Trips, tours and all things Motorcycle

I started riding (motorcycles) again last year and have been going strong since rekindling a long lost passion.  I started riding when I was 9 years old, albeit on trails, dirt and backcountry.  I strongly believe that those early years really formed my riding skills and made me a better rider.  I also am not naive to realize that you need to keep training and getting better.

To that end, I decided to take an advanced skills course earlier this year which helped tremendously in the realization that there were skills that needed to be practiced.  I took this course just prior to leaving on our ten day trip south along US HWY 101 along the Oregon coastline and then branching on to CA HWY 1 (Pacific Shoreline).  This trip really made an impression – both on myself and my wife.  To the point that now we are planning an excursion somewhere in the great land each and every year.

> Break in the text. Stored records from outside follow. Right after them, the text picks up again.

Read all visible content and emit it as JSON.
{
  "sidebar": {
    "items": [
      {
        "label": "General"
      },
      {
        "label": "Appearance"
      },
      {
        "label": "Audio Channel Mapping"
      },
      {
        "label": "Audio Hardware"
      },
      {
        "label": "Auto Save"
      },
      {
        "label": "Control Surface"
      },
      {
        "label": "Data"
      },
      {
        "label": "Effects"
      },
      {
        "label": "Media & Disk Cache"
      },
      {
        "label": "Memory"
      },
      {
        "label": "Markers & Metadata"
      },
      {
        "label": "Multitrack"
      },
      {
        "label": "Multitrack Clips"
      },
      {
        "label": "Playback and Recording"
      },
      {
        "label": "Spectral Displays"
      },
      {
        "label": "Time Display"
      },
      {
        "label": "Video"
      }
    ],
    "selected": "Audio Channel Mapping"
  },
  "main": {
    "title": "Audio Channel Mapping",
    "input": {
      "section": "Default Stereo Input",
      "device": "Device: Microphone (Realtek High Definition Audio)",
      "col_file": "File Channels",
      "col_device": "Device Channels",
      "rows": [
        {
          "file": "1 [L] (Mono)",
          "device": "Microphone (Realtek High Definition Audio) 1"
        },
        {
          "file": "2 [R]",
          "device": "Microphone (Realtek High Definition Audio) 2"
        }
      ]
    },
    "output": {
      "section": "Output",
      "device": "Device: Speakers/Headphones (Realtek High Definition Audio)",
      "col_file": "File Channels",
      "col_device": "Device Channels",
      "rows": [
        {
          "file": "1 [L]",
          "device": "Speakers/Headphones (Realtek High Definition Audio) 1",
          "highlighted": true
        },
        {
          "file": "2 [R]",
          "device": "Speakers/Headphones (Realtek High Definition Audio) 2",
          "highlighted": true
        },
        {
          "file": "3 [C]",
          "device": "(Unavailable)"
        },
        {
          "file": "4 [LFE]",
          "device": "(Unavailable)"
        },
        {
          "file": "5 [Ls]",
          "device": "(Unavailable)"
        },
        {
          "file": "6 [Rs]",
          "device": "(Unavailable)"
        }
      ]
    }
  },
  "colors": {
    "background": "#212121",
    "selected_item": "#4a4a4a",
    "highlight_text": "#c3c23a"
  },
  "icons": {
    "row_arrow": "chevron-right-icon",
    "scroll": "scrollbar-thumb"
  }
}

The planning for this trip was a lot of work given that there were originally ten of us going.  When you have that many people traveling together, you have to ensure that there are places for you to stay once the ride day has come to its’ end.  This involved trying to figure out which daily destinations made sense, especially given that our trip was constrained to only ten days… so much to see and do and so little time.  There were so many other factors also that came into play.  With the number of people going on this trip, there were so many wants and needs that had to be taken into consideration.  The end result was a very structured and definitive travel itinerary with long days experienced by all.  Don’t get me wrong.  We all had a great time, but in hindsight I have learned a number of valuable lessons.

  1. Less is more – I will never again have a vacation trip with this many people going.  It is just too difficult to accommodate everyones’ needs and have a stress-free vacation.  In the future, we will be either going by ourselves or at maximum, have two other couples along for the journey.
  2. Let everyone do their own – do not take on the burden or responsibility to plan everything on behalf of everyone else.  Even sharing the plans and seeking collaboration and/or comment doesn’t result in any real contribution.
  3. Really know who you are traveling with – travel with good friends.  People that are really close to you.  It makes the experiences so much better.

So, I will be taking these principles with me when we plan our next journeys.

About Grant Fengstad

I’m a technology professional in the travel and transportation sector and have been very involved with the Internet for over 20 years.